Problem requirements >>
Find each line below that includes "fallback", then copy it.

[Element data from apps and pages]
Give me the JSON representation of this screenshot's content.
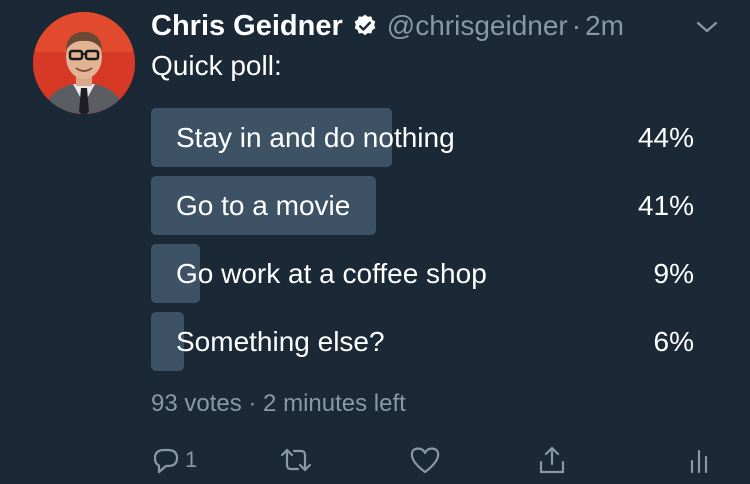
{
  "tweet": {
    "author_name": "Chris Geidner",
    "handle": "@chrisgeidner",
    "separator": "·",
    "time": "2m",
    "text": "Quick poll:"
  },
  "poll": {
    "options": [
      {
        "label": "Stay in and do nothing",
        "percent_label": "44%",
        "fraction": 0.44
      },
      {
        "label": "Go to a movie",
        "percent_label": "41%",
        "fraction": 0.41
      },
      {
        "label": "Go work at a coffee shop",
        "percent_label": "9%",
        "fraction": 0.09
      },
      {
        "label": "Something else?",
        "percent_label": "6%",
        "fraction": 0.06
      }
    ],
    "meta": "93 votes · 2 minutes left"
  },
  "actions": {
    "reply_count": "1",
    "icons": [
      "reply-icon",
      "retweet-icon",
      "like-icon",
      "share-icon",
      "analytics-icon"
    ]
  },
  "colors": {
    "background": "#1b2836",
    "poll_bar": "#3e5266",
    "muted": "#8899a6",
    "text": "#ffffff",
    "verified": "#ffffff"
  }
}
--
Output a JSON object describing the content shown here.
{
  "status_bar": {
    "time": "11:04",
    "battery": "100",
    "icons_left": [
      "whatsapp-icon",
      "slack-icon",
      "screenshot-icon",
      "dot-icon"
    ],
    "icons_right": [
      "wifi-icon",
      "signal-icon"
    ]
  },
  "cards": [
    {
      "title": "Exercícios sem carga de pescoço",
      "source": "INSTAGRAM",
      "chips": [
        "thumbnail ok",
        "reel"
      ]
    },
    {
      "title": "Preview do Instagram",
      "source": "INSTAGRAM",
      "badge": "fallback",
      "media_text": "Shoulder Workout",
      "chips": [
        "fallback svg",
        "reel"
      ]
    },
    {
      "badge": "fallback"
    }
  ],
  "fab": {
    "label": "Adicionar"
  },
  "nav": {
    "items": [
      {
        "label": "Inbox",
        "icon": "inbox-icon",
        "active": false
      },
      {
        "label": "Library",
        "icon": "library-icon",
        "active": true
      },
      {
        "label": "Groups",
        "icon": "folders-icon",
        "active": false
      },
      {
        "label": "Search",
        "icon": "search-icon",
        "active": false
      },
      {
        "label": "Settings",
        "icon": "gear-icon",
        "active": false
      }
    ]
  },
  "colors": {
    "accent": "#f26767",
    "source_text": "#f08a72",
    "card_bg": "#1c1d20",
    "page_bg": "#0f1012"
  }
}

Solved problem >>
      "badge": "fallback",
        "fallback svg",
      "badge": "fallback"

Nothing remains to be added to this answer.